Article Text

Download PDFPDF
Acute distal biceps tendon ruptures: anatomy, pathology and management - state of the art
  1. Neil Kruger1,
  2. Joideep Phadnis2,
  3. Deepak Bhatia3,
  4. Melanie Amarasooriya4,
  5. Gregory Ian Bain1
  1. 1 Department of Orthopaedic Surgery, Flinders University, Adelaide, South Australia, Australia
  2. 2 Orthopaedics, Brighton and Sussex University Hospitals NHS Trust, Brighton, Brighton and Hove, UK
  3. 3 Orthopaedics, Sportsmed Mumbai, Parel, Maharashtra, India
  4. 4 Orthopaedics, Base Hospital Diyatalawa, Diyatalawa, Sri Lanka
  1. Correspondence to Dr Neil Kruger, Department of Orthopaedic Surgery, Flinders University, Bedford Park SA 5042, Australia; neilkruger6{at}gmail.com

Abstract

All patients with acute complete distal biceps tendon ruptures who are not low demand or medically unfit to proceed with surgery are offered operative repair. This restores arm shape, supination strength and function, and decreases their cramping symptoms. Surgical repair technique varies significantly depending on location and training centre. Nuances in technique and appropriate implant selection need to be noted in order to achieve a strong repair allowing early active range of motion. Intimate knowledge of distal biceps tendon anatomy is key to avoid complications associated with the different approaches. The cumulative body of evidence on complications, coupled with knowledge of the different biomechanical construct strengths of the alternative methods of fixation, points to the use of the cortical button technique without the addition of an interference screw. Subtle variations in drill hole positioning on the bicipital tuberosity secures either an anatomic or non-anatomic repair. Anatomic repair results in greater supination peak torque and fatigue strength, and in greater flexion fatigue strength. It is advisable to perform an anatomic repair in elite athletes or those patients who significantly rely on supination strength and endurance for their livelihood. A universal postoperative protocol is suggested for all repairs.

  • tears
  • tendon
  • endoscopy
  • repair / reconstruction
  • upper extremity
View Full Text

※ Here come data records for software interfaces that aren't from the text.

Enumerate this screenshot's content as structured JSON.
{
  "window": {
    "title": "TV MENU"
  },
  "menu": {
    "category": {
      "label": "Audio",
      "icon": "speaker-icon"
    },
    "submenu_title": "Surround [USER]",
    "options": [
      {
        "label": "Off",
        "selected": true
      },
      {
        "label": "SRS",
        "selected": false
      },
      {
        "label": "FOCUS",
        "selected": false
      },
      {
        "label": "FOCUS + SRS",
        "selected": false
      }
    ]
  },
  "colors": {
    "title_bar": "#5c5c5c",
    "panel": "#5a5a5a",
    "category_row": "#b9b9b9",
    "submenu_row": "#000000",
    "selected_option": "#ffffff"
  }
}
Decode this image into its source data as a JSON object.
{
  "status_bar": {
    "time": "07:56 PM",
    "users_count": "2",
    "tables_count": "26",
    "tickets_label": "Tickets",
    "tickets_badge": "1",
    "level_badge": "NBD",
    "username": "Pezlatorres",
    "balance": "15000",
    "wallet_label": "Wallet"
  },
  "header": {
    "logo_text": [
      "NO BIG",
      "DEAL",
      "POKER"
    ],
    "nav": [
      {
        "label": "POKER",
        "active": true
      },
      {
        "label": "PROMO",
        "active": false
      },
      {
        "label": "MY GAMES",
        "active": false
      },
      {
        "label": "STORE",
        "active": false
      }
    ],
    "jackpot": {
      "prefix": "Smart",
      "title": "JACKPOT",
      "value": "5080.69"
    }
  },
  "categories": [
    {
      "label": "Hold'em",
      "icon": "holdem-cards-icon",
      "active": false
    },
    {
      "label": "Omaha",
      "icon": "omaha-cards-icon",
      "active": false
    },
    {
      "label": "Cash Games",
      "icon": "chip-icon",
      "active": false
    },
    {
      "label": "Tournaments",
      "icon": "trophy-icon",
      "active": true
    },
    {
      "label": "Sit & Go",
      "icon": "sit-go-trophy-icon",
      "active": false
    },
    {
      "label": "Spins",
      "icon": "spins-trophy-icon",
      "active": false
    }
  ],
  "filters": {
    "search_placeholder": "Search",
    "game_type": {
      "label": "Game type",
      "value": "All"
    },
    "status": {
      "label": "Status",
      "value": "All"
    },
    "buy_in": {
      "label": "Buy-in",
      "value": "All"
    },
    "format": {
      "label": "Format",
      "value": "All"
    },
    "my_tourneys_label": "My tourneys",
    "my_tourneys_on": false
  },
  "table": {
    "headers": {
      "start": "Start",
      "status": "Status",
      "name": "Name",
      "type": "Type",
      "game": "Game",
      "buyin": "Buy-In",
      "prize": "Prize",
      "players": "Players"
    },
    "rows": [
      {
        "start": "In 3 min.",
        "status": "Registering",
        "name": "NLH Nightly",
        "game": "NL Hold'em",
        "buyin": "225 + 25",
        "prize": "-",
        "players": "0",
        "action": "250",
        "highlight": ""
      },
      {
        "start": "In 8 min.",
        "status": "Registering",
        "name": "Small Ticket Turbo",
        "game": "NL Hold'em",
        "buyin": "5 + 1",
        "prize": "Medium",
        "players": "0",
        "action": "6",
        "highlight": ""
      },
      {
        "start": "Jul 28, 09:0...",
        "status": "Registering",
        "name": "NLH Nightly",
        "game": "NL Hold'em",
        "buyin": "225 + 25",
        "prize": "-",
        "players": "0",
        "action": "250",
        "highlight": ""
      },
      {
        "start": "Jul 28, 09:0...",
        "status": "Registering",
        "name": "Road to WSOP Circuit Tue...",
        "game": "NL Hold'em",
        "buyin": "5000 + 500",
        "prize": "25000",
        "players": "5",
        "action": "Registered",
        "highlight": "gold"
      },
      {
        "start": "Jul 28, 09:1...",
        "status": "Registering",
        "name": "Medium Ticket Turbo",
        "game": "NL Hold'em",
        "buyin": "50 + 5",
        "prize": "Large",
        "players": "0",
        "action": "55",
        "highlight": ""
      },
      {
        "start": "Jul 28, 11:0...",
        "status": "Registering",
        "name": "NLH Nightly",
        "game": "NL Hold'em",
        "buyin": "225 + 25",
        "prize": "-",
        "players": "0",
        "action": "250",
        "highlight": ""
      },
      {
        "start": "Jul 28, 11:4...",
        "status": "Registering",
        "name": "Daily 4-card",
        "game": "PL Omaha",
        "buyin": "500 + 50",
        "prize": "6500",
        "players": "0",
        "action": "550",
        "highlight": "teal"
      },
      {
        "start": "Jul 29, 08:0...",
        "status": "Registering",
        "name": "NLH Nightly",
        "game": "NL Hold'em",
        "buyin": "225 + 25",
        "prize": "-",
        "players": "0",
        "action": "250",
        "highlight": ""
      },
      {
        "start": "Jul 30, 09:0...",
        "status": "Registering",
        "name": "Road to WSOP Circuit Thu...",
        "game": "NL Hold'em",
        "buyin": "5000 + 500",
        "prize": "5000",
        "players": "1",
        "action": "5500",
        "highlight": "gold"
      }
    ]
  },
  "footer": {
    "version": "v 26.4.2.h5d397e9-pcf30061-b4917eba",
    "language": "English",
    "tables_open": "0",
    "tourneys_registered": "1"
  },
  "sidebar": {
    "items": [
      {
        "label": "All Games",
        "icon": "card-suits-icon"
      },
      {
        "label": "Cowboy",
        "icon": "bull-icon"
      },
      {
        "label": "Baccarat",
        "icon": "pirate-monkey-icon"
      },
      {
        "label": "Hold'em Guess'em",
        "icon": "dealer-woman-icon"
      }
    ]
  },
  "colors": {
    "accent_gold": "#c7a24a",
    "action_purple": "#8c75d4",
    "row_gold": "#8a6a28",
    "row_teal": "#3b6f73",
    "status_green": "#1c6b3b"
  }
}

Statistics from Altmetric.com

Footnotes

  • Contributors NK planned, drafted and wrote the manuscript. JP edited and revised the manuscript. DB edited and revised the manuscript. MA wrote, edited and revised the manuscript. GIB designed the concept, edited and revised the manuscript.

  • Funding The authors have not declared a specific grant for this research from any funding agency in the public, commercial or not-for-profit sectors.

  • Competing interests None declared.

  • Patient consent for publication Not required.

  • Ethics approval Ethical approval was not sought for the present study because this was an invited review article on the state of the art of acute distal biceps tears. No patient identifying data are included in this review. This review was completed in accordance with the Helsinki Declaration as revised in 2013.

  • Provenance and peer review Commissioned; externally peer reviewed.

  • Data availability statement All data relevant to the study are included in the article.

Request Permissions

If you wish to reuse any or all of this article please use the link below which will take you to the Copyright Clearance Center’s RightsLink service. You will be able to get a quick price and instant permission to reuse the content in many different ways.